> [Work required]
Establish the number of lines below that contain the string "kind". State that number alone.
··· Record excerpts
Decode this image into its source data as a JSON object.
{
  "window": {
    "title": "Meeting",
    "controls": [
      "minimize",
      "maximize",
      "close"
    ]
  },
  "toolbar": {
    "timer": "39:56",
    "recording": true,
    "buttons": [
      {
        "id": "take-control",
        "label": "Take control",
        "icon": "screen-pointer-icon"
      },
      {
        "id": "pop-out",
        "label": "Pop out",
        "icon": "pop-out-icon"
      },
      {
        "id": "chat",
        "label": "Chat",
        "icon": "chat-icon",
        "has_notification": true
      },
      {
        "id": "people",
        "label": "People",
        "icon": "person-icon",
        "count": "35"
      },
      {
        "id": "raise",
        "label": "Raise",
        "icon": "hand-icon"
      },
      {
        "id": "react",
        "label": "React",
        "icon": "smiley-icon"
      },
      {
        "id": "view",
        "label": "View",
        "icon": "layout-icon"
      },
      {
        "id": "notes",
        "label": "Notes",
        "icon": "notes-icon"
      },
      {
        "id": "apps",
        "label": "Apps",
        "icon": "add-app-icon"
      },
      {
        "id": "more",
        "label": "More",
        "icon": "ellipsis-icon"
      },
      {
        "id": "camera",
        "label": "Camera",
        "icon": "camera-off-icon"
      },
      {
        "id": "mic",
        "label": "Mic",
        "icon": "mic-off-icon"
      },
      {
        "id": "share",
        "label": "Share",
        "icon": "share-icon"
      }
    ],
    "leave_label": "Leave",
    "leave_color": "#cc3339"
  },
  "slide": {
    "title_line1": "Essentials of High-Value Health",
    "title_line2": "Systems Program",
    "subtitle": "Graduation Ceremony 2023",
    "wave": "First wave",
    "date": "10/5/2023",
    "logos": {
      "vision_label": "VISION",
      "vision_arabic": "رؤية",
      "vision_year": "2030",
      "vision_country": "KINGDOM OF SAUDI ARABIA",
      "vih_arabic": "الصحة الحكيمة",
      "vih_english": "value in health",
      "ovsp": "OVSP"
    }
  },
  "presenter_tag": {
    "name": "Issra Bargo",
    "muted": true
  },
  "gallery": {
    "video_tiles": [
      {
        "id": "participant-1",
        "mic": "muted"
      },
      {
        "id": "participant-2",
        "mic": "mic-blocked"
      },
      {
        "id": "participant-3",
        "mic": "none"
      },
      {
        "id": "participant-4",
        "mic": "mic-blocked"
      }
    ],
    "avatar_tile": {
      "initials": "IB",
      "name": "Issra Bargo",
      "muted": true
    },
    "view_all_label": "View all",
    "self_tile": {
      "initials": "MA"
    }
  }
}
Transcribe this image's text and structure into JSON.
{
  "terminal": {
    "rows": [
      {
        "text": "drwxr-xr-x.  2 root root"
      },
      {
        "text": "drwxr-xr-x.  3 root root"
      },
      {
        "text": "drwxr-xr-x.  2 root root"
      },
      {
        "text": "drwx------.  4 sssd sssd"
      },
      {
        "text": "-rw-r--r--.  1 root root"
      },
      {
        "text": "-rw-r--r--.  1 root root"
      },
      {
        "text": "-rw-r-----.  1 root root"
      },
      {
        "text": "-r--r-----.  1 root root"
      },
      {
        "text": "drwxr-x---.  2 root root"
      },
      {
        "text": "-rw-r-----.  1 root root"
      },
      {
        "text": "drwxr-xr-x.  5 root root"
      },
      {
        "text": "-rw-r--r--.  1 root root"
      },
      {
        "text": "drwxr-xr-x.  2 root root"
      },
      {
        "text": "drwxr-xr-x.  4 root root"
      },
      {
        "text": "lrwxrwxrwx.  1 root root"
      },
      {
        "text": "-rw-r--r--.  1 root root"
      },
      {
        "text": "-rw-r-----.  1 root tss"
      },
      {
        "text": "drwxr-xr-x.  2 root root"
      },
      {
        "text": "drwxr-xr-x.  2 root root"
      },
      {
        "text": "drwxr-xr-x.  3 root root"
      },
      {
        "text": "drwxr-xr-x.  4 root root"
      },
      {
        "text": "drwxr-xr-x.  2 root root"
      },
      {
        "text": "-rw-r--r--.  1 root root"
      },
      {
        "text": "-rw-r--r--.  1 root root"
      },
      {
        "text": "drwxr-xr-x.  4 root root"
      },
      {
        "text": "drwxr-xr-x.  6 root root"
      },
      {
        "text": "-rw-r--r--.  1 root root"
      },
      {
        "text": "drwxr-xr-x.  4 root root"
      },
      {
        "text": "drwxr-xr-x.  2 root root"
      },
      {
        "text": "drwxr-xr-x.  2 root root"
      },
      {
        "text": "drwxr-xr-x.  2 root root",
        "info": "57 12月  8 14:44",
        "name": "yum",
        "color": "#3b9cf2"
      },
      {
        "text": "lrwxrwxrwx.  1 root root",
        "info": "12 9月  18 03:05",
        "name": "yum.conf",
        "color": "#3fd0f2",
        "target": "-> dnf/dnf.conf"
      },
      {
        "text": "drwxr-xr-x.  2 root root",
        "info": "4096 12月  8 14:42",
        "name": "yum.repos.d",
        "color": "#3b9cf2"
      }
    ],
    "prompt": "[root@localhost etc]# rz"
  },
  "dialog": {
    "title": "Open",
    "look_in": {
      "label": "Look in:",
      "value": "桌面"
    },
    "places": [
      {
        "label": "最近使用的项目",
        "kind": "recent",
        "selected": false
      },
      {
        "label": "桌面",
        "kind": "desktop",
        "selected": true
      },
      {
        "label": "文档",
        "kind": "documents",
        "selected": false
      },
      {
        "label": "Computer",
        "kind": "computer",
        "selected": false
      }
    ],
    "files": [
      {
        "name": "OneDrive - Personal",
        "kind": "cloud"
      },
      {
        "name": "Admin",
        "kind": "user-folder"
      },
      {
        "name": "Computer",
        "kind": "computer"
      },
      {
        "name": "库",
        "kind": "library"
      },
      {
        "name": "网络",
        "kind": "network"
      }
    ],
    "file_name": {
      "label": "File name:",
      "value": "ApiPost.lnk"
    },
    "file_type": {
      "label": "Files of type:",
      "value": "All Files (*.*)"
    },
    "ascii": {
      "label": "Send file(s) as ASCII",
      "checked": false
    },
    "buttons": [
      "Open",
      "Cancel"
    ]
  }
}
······
> [Output of the exercise]
9